William Baffin once made quite a splash on the arbor. I cut him back two years ago when he seemed hopelessly riddled with fungus and disease, and I do believe he is trying to make a comeback this year.
Too many to count, I remember most fondly a pale pink Moss Rose with a fragrance like sweet clove that once rested against the white fence , and of course Constance Spry, the very first David Austin rose, that I saw climbing robustly in nearly every garden on a trip through England.
My "Constance" embraced the post of a dovecote in my garden for years, but finally decided she was done living with me abut 3 years ago. A very vigorous Honeysuckle has since taken her place.
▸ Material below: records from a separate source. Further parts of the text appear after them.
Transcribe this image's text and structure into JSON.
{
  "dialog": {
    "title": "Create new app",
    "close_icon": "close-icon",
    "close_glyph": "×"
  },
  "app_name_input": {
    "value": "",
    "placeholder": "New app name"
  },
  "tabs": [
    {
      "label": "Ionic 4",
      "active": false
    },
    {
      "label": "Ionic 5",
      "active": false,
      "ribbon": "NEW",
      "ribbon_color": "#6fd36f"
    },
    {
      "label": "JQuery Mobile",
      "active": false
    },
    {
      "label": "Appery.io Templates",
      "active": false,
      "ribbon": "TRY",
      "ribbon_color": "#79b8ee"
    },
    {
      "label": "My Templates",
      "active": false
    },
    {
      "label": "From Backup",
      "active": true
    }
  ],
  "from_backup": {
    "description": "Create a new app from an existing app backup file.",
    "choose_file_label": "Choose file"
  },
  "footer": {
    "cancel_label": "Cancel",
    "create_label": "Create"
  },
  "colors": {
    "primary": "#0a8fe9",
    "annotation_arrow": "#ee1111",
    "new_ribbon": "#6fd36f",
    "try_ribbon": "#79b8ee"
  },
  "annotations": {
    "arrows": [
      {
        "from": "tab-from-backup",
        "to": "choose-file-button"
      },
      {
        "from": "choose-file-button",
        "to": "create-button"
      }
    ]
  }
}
Missing Constance, I ordered a new one last spring, and she is settling in a little reluctantly I think. We shall see . . .
Roses before Peonies?
The star Rose in my garden today is this Rosa Rugosa "Belle Poitevine". She is blooming as never before, and in April ! She is said to be from Bruant , France, 1894, and of unknown parentage - how romantic is that?
Speaking of unknown parentage - this white rose has been with me for about 20 years and continues to thrive, growing to over 8 feet tall if I let it . I have forgotten the name, and while most years it resembles a very large bush sporting hundreds of wads of limp wet white tissues, this year it looks like it has real roses! Hooray !
I'm harvesting petals every day for potpourri , the most deliciously fragrant chore you can imagine.
It started out as a way to keep ahead of the soon to emerge Japanese beetles, clipping the open blossoms each morning, when I realized that the more flowers I clipped, the more bloomed the next day.
I did get a bit of a scolding yesterday from a very busy little bee - one of many that are every bit as happy as I am with these voluptous pink blooms.
The petals are drying in the loft, filling the old barn with their perfume. When dry, they will join a sweet symphony
of other herbs and spices in a Potpourri to enjoy for years to come.
A perfect way to make the Roses of Yesterday remain The Roses of Today.